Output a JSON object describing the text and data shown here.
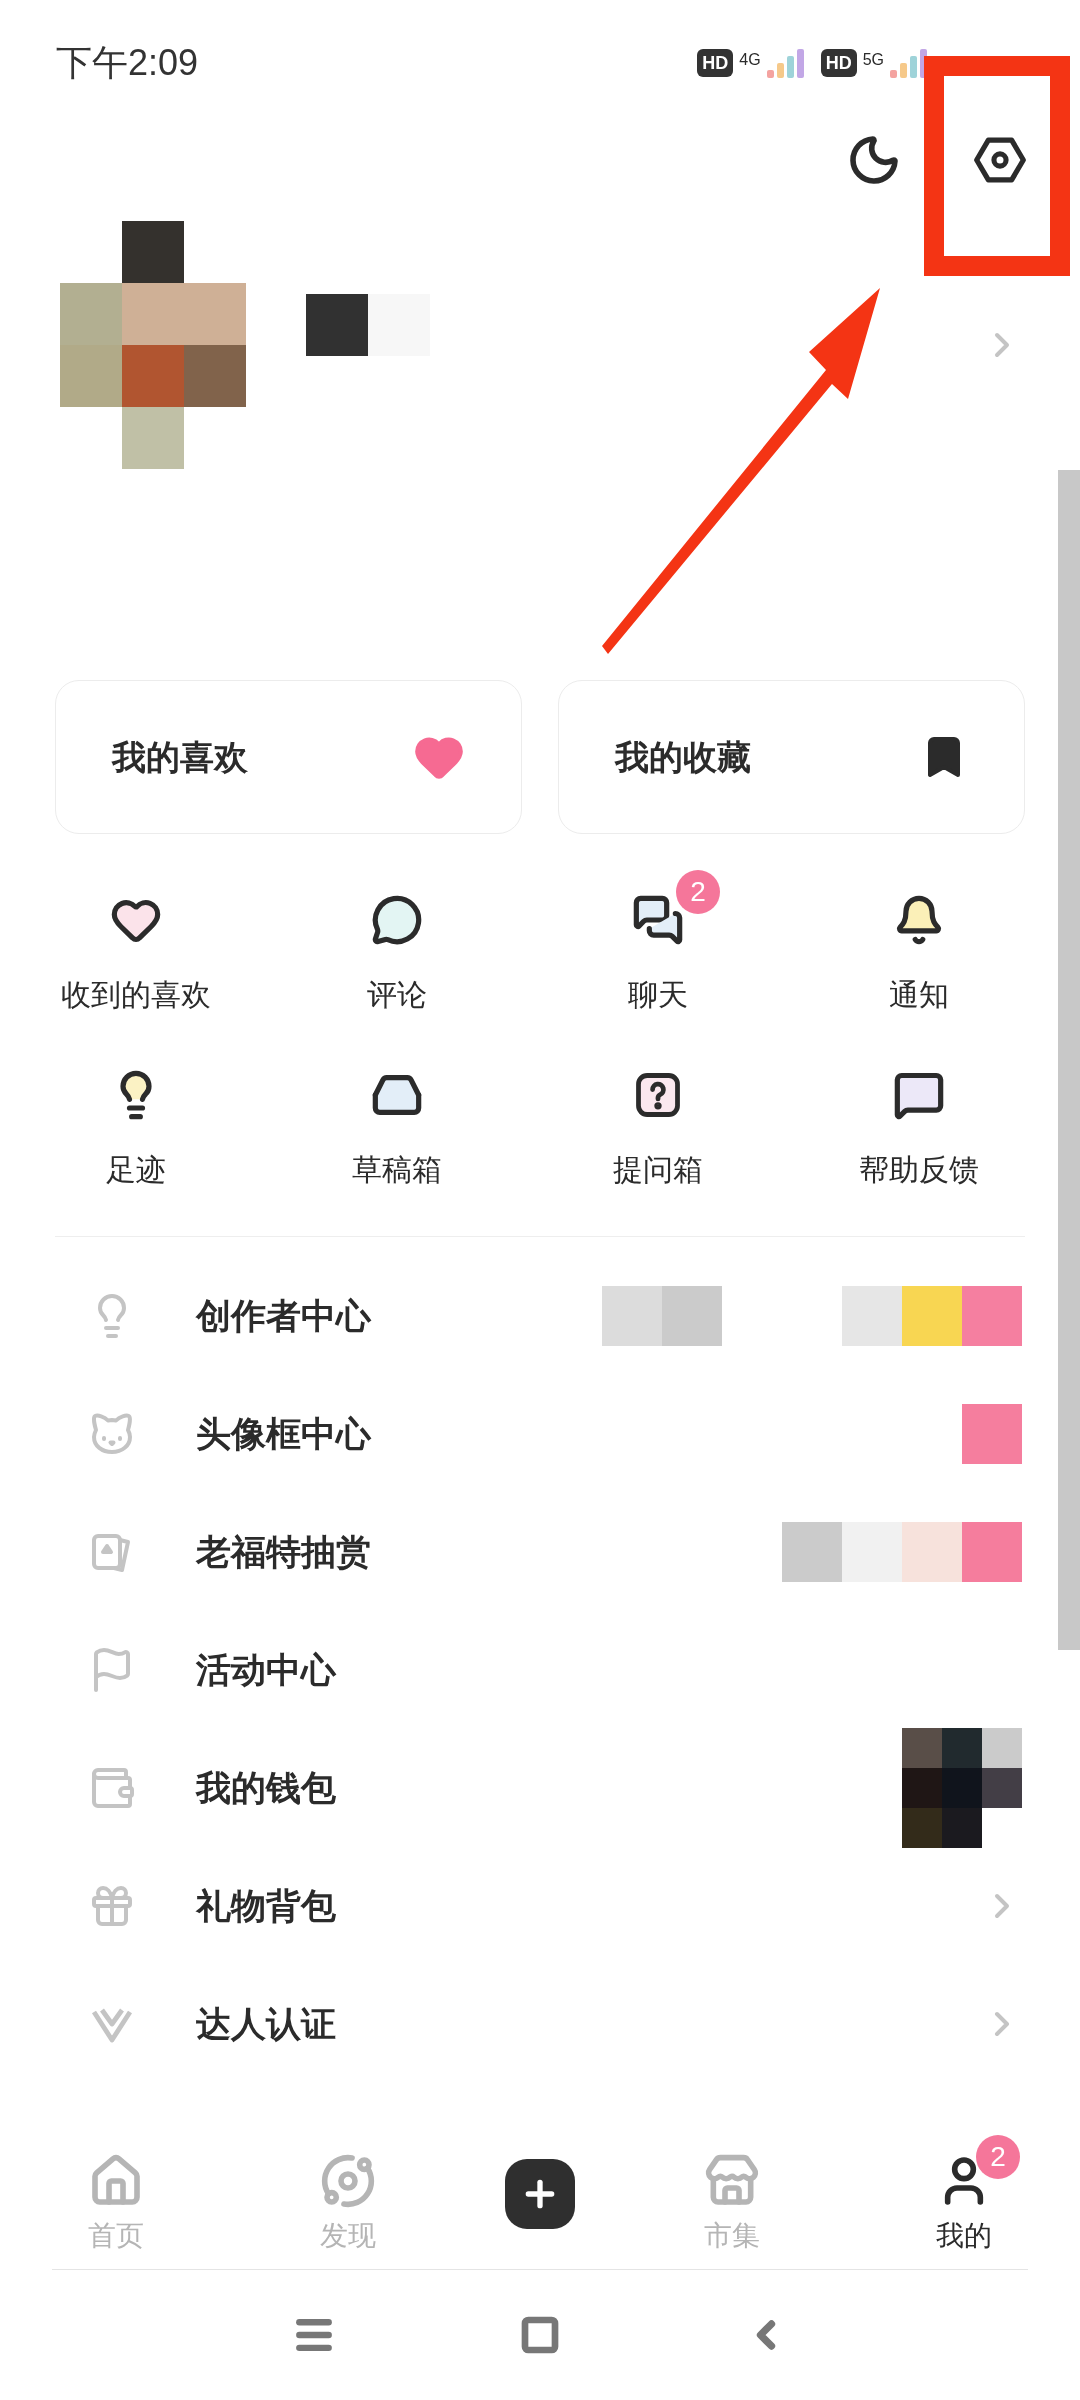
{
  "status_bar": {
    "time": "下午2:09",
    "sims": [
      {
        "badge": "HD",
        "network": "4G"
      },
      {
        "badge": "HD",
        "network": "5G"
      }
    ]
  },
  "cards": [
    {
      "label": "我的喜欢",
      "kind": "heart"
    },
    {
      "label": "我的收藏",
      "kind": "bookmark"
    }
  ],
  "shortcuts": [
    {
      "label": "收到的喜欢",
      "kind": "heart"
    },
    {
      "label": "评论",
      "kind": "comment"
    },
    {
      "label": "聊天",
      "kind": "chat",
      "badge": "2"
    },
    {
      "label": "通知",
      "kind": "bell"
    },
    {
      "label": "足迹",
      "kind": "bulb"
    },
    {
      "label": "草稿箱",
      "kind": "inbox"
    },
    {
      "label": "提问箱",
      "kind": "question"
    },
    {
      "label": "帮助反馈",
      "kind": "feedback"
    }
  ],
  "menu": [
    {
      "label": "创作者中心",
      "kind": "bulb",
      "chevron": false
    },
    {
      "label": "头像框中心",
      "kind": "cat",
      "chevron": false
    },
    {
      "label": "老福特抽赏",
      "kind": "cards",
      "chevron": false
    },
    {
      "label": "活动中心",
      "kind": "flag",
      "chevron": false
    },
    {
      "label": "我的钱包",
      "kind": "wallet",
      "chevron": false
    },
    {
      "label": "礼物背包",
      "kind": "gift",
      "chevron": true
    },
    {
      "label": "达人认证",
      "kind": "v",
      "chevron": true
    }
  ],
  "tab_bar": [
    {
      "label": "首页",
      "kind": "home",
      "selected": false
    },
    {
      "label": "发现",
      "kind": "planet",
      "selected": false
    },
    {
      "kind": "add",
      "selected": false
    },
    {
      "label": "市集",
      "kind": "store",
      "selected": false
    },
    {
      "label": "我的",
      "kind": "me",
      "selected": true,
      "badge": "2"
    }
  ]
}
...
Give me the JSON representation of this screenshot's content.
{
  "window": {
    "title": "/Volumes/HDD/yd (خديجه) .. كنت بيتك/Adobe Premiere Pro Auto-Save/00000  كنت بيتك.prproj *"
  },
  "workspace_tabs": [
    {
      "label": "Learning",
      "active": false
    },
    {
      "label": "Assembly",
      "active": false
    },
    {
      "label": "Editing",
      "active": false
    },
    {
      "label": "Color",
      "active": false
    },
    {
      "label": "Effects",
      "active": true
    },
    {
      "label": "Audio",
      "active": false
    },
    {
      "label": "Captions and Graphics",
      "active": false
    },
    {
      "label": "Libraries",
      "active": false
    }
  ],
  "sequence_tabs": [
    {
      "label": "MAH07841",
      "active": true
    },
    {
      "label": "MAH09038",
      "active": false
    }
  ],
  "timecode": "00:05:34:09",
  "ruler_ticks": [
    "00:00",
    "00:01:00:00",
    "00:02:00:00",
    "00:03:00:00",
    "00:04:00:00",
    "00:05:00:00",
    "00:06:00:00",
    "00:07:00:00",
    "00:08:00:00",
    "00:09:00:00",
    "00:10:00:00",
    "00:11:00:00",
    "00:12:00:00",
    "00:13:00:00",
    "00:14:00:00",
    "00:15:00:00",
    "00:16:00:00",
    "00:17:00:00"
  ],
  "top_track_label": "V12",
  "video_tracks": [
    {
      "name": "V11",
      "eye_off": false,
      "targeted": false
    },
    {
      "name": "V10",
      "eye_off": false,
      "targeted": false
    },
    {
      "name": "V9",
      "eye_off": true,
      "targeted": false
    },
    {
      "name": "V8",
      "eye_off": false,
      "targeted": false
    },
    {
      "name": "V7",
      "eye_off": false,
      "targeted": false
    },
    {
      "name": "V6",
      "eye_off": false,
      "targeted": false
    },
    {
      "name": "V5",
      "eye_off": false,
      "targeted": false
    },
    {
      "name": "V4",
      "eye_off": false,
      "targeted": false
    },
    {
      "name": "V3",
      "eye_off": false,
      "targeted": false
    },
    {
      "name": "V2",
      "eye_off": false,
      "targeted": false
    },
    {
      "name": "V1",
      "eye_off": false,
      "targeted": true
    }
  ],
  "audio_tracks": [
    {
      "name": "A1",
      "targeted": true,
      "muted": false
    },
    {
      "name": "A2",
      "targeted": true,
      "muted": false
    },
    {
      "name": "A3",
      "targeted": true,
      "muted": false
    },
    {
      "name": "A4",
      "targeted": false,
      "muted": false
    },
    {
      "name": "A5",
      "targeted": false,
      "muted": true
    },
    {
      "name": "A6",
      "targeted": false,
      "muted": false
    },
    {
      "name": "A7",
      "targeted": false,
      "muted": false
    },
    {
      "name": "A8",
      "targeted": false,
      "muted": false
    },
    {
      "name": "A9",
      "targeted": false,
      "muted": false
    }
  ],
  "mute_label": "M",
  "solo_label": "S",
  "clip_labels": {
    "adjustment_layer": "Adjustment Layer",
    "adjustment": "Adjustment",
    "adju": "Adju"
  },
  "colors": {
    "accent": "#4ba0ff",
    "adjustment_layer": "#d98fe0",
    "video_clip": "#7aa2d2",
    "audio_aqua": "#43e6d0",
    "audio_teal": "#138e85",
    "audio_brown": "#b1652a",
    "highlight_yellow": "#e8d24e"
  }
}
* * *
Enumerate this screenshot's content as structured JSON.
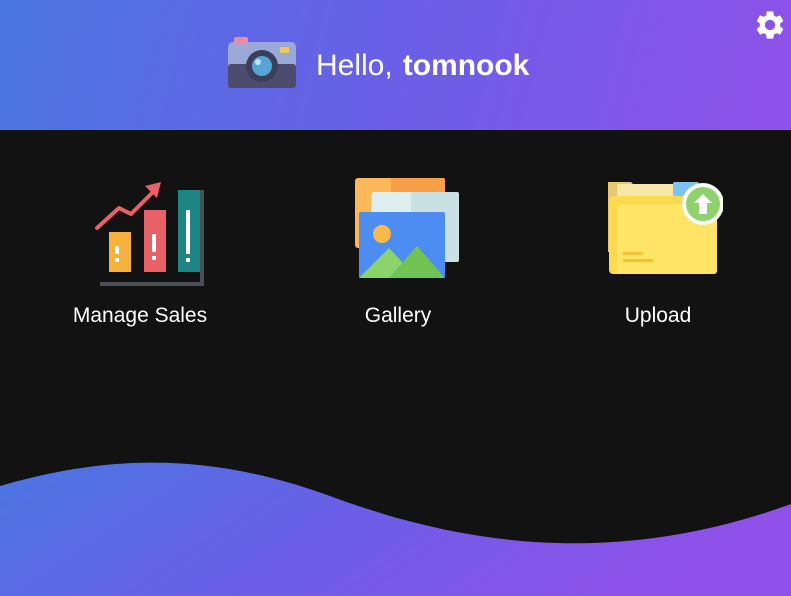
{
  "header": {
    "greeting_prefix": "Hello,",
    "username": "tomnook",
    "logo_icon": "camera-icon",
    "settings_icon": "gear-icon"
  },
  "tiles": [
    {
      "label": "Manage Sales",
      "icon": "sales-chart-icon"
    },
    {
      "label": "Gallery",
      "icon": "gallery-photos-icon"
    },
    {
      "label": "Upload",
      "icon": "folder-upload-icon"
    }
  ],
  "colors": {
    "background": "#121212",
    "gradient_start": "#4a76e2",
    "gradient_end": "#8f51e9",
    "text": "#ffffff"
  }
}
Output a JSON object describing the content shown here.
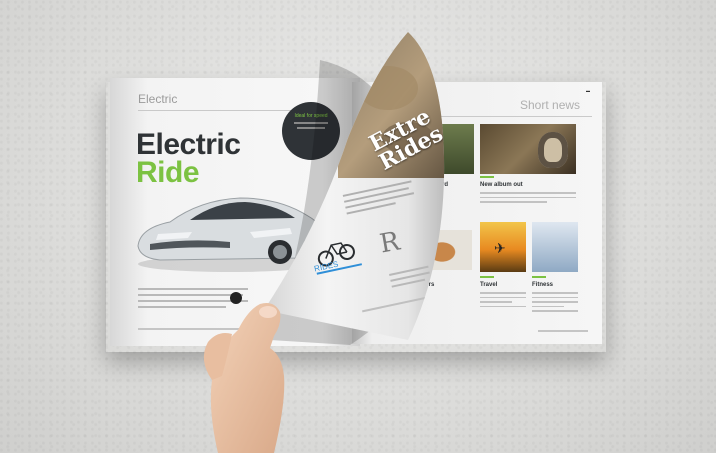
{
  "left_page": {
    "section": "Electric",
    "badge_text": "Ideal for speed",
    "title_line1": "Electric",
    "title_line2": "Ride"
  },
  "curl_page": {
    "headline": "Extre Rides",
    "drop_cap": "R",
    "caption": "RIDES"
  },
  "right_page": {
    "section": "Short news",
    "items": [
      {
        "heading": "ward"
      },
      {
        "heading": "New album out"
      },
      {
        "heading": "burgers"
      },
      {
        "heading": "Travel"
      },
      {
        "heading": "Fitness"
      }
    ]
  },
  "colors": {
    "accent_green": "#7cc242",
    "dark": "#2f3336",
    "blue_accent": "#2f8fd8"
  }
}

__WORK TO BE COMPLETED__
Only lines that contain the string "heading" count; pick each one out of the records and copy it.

__ANSWER BOX__
        "heading": "ward"
        "heading": "New album out"
        "heading": "burgers"
        "heading": "Travel"
        "heading": "Fitness"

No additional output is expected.